A.P. Moller - Maersk and IBM have launched TradeLens, a new shipping solution jointly developed by the two companies to apply blockchain to the global supply chain.
TradeLens is the result of a collaboration agreement between Maersk and IBM, and is a blockchain-enabled shipping solution designed to promote more efficient and secure global trade, bring together various parties to support information sharing and transparency, and spur industry-wide innovation.
According to the two companies, TradeLens is available today through an early adopter programme, and is expected to be fully commercially available by the end of the year. As part of the early adopter programme, 94 organizations are actively involved or have agreed to participate on the TradeLens platform built on open standards.
“We believe blockchain can play an important role in digitizing global shipping, an area of the global economy that moves four trillion dollars of goods every year,” said Bridget van Kralingen, senior vice president of IBM Global Industries, Solutions and Blockchain. “However, success with the technology rests on a single factor – bringing the entire ecosystem together around a common approach that benefits all participants equally. Our work with Maersk and other enterprises in the shipping ecosystem has shown that blockchain can be used to form a strong, connected network in which all members gain by sharing important data and that together we can transform a vital part of how global trade is conducted.”
The TradeLens ecosystem currently includes more than 20 port and terminal operators across the globe, including PSA Singapore, International Container Terminal Services Inc., Patrick Terminals, Modern Terminals, the Port of Halifax, the Port of Rotterdam, the Port of Bilbao, PortConnect, PortBase and Holt Logistics at the Port of Philadelphia.
The ecosystem also includes Maersk Line, Hamburg Süd, Pacific International Lines, freight forwarders, transportation and logistics companies including Agility, CEVA Logistics, DAMCO, Kotahi, PLH Trucking Company, Ancotrans and WorldWide Alliance, customs authorities in the Netherlands, Saudi Arabia, Singapore, Australia and Peru, customs brokers Ransa and Güler & Dinamik, as well as beneficial cargo owners.

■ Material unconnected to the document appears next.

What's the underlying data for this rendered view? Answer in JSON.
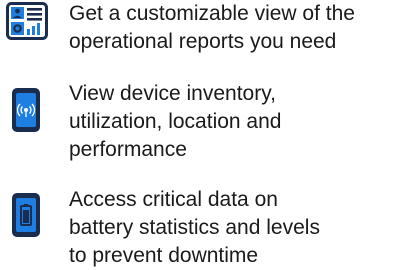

TradeLens uses IBM’s blockchain technology as the foundation for a digital supply chain. It empowers multiple trading partners to collaborate by establishing a single shared view of a transaction without compromising details, privacy or confidentiality. Shippers, shipping lines, freight forwarders, port and terminal operators, inland transportation and customs authorities can interact more efficiently through real-time access to shipping data and shipping documents.
During a 12-month trial, Maersk and IBM worked with dozens of ecosystem partners to identify opportunities to prevent delays caused by documentation errors, information delays and other issues.
According to Maersk and IBM, more than 154 million shipping events have been captured on the platform, including data such as arrival times of vessels and container gate-in, and documents such as customs releases, commercial invoices and bills of lading. This data is growing at a rate of almost one million events per day.
Since announcing the collaboration in January 2018, and based on feedback from various members of the global supply chain ecosystem who would like to adopt the technology, IBM and Maersk have decided to deliver the solution through an extension of their pre-existing collaboration agreement instead of a joint venture.
“Our joint collaboration model allows us to better address key feedback from ecosystem participants while ensuring TradeLens interoperability and data protection among Maersk, IBM and all ecosystem participants,” said Mike White, TradeLens leader for Maersk. “We strongly believe this will maximize industry adoption.”
Standards discussions are actively underway with openshipping.org and work to align the TradeLens APIs with the United Nations Centre for Trade Facilitation and Electronic Business’ standards is in progress, according to Maersk and IBM.